Check each line of the listing for the word "content" and report the ones that have it.

——

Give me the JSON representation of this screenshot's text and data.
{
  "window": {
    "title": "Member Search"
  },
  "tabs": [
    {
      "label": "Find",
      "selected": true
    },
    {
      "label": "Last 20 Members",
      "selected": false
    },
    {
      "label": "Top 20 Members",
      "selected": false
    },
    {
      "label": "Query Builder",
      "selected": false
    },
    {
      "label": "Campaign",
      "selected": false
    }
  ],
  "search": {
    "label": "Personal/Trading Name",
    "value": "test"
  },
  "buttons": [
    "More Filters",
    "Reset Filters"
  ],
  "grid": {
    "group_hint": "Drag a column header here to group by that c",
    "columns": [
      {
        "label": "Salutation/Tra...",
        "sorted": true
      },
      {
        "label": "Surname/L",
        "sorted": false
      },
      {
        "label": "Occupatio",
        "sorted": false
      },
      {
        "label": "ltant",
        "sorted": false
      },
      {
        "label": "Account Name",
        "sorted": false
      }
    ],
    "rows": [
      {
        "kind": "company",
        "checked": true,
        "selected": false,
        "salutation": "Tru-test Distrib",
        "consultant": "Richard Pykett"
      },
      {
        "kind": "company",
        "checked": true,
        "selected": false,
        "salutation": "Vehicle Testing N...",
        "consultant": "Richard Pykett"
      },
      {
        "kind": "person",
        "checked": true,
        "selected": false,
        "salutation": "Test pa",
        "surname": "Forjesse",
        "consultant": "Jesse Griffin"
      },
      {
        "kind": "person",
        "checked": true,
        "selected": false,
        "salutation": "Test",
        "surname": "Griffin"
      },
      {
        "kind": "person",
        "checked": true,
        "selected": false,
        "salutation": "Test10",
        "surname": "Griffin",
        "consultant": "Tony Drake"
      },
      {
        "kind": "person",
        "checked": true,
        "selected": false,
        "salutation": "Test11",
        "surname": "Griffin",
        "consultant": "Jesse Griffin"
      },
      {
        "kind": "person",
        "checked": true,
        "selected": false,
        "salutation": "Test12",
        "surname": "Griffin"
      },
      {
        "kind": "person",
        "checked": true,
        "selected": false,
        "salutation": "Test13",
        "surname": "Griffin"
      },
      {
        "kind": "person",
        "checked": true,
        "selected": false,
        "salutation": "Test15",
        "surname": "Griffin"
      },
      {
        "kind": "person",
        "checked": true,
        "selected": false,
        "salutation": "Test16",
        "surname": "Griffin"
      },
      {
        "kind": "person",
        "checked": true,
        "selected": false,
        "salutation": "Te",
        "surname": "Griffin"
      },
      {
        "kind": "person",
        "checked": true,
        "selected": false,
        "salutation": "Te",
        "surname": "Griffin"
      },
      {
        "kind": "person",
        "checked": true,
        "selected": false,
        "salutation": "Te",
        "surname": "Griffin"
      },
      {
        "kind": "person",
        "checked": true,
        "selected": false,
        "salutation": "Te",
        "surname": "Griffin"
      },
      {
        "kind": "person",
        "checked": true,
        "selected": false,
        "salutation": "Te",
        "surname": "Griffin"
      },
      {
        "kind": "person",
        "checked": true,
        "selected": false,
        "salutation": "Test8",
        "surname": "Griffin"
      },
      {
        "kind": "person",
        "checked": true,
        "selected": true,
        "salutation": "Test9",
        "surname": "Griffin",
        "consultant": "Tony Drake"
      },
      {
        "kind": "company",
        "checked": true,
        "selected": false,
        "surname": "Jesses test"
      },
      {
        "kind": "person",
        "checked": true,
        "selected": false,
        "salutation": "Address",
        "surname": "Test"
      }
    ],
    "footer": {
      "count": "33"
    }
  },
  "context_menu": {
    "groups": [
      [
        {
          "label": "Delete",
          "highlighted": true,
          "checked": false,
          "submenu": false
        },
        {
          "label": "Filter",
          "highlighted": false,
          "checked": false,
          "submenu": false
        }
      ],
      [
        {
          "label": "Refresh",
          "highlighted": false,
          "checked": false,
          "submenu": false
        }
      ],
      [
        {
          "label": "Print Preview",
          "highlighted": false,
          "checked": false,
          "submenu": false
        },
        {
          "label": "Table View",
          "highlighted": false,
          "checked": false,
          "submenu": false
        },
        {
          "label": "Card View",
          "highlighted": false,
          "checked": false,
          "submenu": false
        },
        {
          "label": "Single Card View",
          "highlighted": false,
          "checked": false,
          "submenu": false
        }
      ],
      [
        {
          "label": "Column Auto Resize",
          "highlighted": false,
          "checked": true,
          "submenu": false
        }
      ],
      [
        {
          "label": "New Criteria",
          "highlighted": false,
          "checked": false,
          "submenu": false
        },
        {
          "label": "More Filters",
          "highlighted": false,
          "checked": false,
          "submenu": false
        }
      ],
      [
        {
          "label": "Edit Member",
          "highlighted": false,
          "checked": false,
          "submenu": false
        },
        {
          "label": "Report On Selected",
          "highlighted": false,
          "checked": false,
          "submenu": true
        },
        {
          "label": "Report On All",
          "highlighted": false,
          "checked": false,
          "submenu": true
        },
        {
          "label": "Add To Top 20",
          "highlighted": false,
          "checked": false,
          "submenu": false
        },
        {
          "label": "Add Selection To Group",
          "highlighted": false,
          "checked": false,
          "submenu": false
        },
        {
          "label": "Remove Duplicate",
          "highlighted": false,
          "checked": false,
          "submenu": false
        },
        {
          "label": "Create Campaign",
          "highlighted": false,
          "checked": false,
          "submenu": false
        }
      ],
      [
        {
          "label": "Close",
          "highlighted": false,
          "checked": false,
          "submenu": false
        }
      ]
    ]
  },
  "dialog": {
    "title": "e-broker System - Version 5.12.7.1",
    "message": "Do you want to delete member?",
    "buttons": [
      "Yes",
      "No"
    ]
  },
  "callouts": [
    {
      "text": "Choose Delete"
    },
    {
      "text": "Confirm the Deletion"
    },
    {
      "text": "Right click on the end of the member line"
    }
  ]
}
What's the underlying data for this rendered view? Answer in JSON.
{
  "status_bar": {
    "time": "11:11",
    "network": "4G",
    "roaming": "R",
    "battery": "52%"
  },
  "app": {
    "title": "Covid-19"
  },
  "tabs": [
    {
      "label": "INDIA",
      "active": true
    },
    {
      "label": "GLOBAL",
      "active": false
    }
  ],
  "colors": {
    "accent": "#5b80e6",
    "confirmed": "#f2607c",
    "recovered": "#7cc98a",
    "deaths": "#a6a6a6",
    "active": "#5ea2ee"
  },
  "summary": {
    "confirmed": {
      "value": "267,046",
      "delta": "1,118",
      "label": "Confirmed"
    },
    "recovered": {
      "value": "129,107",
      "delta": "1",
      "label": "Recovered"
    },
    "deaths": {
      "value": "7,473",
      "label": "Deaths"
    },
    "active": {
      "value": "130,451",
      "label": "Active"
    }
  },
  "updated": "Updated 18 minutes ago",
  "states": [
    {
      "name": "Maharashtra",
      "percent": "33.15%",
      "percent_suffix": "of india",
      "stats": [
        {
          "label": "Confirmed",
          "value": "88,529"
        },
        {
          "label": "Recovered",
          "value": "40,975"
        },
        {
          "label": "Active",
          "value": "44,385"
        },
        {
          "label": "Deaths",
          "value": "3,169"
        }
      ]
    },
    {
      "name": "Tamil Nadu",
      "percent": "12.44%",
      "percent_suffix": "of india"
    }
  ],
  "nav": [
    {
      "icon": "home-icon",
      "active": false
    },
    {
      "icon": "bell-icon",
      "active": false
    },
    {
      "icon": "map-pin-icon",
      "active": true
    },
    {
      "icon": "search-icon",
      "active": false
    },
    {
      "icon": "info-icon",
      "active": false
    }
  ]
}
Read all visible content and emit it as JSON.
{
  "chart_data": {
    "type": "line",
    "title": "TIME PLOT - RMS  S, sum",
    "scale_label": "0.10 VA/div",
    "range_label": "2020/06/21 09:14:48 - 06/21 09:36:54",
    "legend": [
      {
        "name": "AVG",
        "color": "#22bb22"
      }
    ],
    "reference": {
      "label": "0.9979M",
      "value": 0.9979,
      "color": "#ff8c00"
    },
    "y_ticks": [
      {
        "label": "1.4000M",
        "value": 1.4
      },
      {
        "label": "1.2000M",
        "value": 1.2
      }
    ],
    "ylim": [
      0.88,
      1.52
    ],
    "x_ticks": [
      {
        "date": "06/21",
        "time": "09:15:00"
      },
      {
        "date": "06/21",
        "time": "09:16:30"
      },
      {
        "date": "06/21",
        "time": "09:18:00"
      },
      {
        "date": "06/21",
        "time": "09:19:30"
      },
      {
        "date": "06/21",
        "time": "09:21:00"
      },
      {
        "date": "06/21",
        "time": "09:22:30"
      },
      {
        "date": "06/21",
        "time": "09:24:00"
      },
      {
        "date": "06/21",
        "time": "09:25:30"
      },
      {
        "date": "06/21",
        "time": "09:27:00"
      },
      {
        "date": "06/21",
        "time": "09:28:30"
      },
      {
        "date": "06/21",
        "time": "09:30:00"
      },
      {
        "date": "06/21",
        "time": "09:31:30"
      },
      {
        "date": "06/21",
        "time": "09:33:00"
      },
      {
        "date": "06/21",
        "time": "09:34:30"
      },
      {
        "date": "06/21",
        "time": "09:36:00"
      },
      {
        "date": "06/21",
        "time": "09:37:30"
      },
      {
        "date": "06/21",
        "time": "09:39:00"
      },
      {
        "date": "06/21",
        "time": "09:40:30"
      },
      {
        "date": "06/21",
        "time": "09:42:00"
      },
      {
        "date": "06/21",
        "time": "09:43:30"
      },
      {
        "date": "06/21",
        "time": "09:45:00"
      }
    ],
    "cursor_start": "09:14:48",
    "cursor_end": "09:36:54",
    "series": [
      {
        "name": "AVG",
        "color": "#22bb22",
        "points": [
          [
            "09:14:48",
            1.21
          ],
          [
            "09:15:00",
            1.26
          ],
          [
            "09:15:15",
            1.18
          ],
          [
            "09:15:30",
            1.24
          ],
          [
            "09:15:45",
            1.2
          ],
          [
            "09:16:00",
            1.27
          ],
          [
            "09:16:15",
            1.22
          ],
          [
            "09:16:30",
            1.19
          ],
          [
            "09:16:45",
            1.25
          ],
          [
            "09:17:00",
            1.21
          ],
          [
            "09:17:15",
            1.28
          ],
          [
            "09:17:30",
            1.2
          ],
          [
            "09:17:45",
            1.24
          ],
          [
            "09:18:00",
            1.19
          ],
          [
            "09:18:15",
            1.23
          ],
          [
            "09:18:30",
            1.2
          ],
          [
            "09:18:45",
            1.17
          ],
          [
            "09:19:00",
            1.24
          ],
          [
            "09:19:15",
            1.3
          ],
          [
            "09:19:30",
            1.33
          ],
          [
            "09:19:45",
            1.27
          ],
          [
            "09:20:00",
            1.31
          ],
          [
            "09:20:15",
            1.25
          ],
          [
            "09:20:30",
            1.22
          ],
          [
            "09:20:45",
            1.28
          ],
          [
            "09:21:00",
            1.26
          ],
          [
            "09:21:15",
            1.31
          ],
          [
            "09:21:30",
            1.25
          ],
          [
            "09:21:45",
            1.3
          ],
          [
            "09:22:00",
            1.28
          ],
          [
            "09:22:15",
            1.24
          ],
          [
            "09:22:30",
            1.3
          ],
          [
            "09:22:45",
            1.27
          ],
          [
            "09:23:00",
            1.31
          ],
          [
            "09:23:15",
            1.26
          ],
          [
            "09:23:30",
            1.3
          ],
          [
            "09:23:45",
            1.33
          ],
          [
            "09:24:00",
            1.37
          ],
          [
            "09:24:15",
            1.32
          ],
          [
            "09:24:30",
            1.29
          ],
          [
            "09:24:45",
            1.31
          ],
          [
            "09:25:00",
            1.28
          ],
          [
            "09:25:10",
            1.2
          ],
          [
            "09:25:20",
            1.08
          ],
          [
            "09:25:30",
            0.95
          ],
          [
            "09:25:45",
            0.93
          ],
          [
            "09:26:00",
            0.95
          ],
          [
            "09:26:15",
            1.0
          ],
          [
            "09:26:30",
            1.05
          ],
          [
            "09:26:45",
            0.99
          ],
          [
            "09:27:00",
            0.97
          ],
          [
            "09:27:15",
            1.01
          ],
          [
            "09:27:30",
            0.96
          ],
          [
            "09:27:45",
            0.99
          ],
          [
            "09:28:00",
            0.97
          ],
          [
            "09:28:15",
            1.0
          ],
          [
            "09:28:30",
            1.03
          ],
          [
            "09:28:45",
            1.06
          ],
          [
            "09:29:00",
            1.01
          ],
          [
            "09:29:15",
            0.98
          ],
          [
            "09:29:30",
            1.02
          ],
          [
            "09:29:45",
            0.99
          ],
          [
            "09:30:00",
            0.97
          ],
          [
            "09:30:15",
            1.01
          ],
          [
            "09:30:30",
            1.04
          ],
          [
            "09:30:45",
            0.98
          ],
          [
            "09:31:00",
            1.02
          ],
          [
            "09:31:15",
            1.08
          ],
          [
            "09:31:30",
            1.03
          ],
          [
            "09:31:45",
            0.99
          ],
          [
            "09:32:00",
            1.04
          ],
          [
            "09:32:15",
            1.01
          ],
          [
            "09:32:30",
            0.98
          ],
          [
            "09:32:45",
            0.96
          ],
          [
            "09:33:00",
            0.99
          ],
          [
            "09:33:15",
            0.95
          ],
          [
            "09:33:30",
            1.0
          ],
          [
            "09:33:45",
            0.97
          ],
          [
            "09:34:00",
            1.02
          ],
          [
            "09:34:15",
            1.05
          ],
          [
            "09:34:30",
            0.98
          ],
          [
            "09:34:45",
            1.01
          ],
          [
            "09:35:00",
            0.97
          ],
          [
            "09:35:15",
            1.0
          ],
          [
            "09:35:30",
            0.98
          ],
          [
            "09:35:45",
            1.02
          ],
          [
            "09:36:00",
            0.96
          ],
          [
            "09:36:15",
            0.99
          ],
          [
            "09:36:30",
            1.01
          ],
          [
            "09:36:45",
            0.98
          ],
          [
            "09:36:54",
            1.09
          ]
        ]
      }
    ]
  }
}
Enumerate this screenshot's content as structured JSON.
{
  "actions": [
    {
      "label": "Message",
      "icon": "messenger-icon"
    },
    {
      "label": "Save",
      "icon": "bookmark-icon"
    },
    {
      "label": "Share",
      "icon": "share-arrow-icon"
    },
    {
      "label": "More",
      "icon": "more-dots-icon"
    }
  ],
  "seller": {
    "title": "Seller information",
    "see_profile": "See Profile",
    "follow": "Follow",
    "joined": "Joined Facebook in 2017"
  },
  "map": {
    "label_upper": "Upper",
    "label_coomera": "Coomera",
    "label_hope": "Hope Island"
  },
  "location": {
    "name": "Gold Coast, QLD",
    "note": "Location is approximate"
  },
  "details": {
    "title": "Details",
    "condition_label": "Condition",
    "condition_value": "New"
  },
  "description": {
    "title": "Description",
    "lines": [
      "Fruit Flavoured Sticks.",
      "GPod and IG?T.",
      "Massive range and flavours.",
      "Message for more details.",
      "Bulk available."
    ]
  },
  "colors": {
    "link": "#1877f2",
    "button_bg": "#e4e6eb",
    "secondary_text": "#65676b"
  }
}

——

> [EXPECTED OUTPUT]:
Read all visible content and emit it as JSON.
Enumerate this screenshot's content as structured JSON.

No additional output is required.